Leftover cornbread and crunchy Fuyu persimmons bake up sweet and satisfying in this custard-rich bread pudding. Perfect for Thanksgiving.
  • 1 batch sweet corn bread (from an 8-inch square pan; I use the recipe on the Albers cornmeal box)
  • 4 Fuyu persimmons
  • 4 eggs
  • 2 cups half-and-half
  • 1/2 cup dark brown sugar
  • 1/2 tsp ground cinnamon
  • pinch of salt
  • 1/2 tsp pure vanilla extract
Preheat the oven to 350 degrees. Cut the corn bread into small cubes, about 3/4-inch square. Put the corn bread on a baking sheet and bake until the squares are lightly browned and crisp, about 15 minutes. You don't want them to burn, but you want to try to get them as dry as possible. Remove the corn bread from the oven and raise the temperature to 400 degrees.While the corn bread is toasting, peel the persimmons and cut the flesh into bits about the same size as the corn bread cubes.In a large bowl, whisk together the eggs, half-and-half, sugar, cinnamon, salt and vanilla. Add the toasted bread cubes and the diced persimmons and toss well. Let the mixture sit in the bowl, tossing occasionally, about 30 minutes. Spray a 9x13-inch baking dish with cooking spray. Pour in the corn bread mixture, including all the liquid. Bake about 45 minutes, or until the pudding is set and no longer jiggles when you shake the pan.Let cool at least 15 minutes before serving. The pudding will be puffed up when it comes out of the oven, but don't be alarmed when it falls - that's normal. Serve warm or at room temperature. Whipped cream would be a lovely accompaniment.
Prep time: Cook time: Total time: Yield: 6-8 servings


Dan said...

Holy crap that looks good!

I do the same thing here - though we unfortunately do not have a lot of fruit trees because of the climate. One person on my street has a crabapple tree and I struggled with knocking on their door everytime I walked by. In the end, I didn't...and I'm disapointed as none were picked this year - all went to waste. Next year for sure I'll be pounding on their door!

Thanks for sharing!

showfoodchef said...

I've said it before, I'll say it again - LOVE LOVE FUYU persimmons. I'm so jealous that you have a neighbor with a generous tree. This looks like a great breakfast to me, do you need my delivery address? :D

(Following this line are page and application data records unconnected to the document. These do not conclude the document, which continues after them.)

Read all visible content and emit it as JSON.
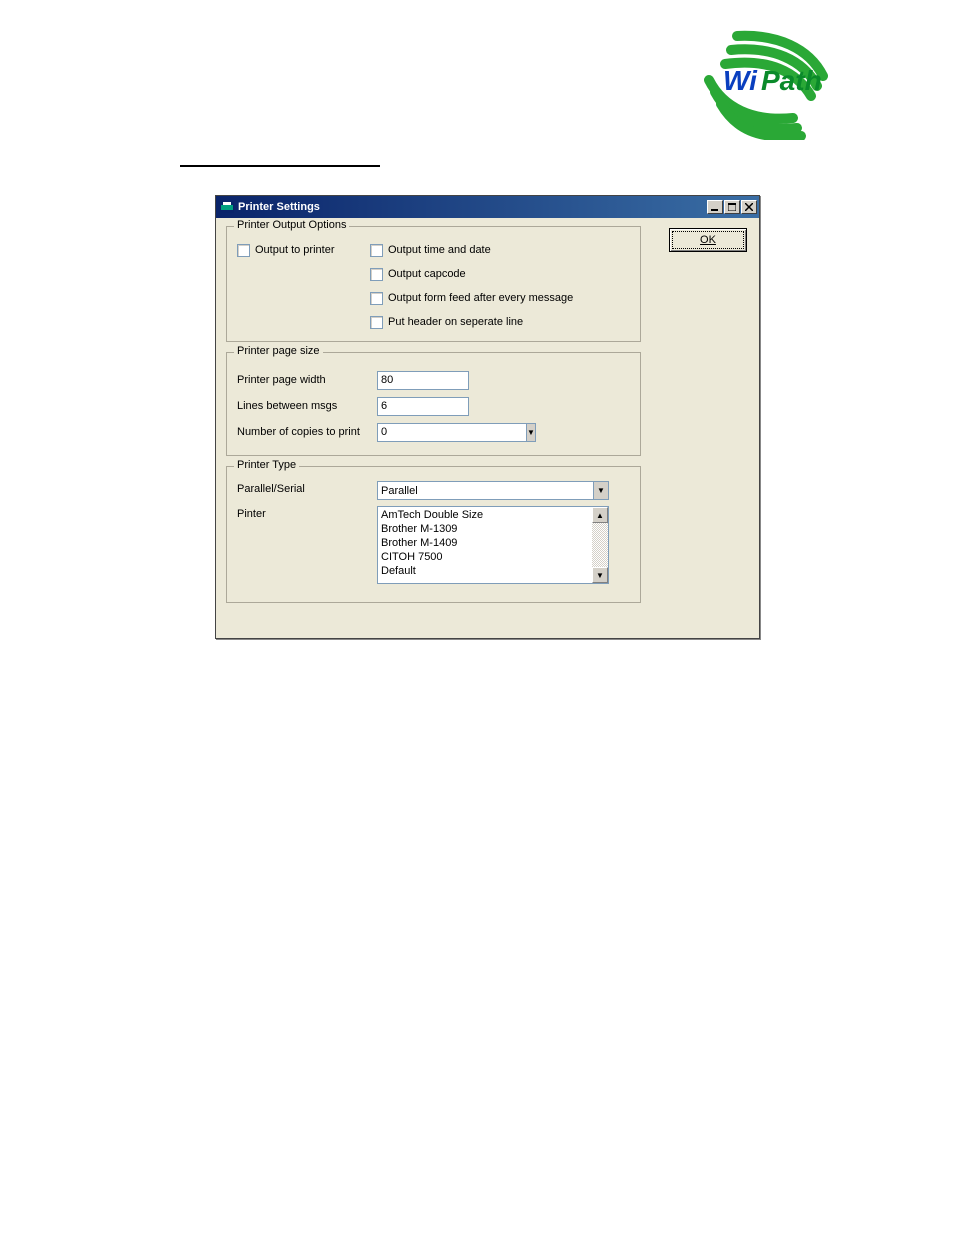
{
  "logo_brand_wi": "Wi",
  "logo_brand_path": "Path",
  "window": {
    "title": "Printer Settings",
    "ok_label": "OK"
  },
  "output_group": {
    "legend": "Printer Output Options",
    "output_to_printer": "Output to printer",
    "output_time_date": "Output time and date",
    "output_capcode": "Output capcode",
    "output_form_feed": "Output form feed after every message",
    "put_header": "Put header on seperate line"
  },
  "page_group": {
    "legend": "Printer page size",
    "page_width_label": "Printer page width",
    "page_width_value": "80",
    "lines_between_label": "Lines between msgs",
    "lines_between_value": "6",
    "copies_label": "Number of copies to print",
    "copies_value": "0"
  },
  "type_group": {
    "legend": "Printer Type",
    "parallel_serial_label": "Parallel/Serial",
    "parallel_serial_value": "Parallel",
    "printer_label": "Pinter",
    "printers": [
      "AmTech Double Size",
      "Brother M-1309",
      "Brother M-1409",
      "CITOH 7500",
      "Default"
    ]
  }
}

Mari Nuñez said...

I would love to taste a persimmon. I have read so much about it that I am curious to taste it. The pudding looks delicious,thanks for this unique recipe :)

FamilySpice said...

We have a lemon, lime, pomegranate and avocado tree. I can't describe how much pleasure it gives my husband and I to have these trees just outside our door. We swap with friends who have plum, fig, peach, apple and orange trees. Everything home grown tastes sooooo much better!

Ericka (Nibbles & Feasts) said...

This looks amazing, Erika. Will definitely be making this for our Thanksgiving dinner. I love persimmons!

Monet said...

Wow! I love persimmons but I would never think to incorporate them into something like this. What a beautiful dish! Thank you so much for sharing this with me. I hope you have a lovely end to your week!

Christine said...

I love fuyu persimmons and look forward to this time of year. Found them at my local Trader Joe's last week and purchased 6. Going back today to pick up some more! I don't think they could ever last long enough to cook something with them, I love eating them just as is!

Valentina said...

Yum!! I love it baked in the cast iron skillet. (Same with your potato gratin!)

Erika Kerekes said...

Yes, my cast-iron skillets got quite a workout last weekend....

Preethi said...

Fall= Fuyu persimons and bread pudding=love. This dish turned out to be a smashing success this Thanksgiving. So I would like to thankyou for your consistently warm and humorous posts and heartwarming recipes!

Erika Kerekes said...

Preethi - thank you so much for coming back to let me know that you made the dish and liked it. That makes me super happy! Hope you had a wonderful holiday!

Unknown said...

This was amazing!!! a real BIG HIT!!!!

Erika Kerekes said...

@Colleen I am so happy to hear it!

Post a Comment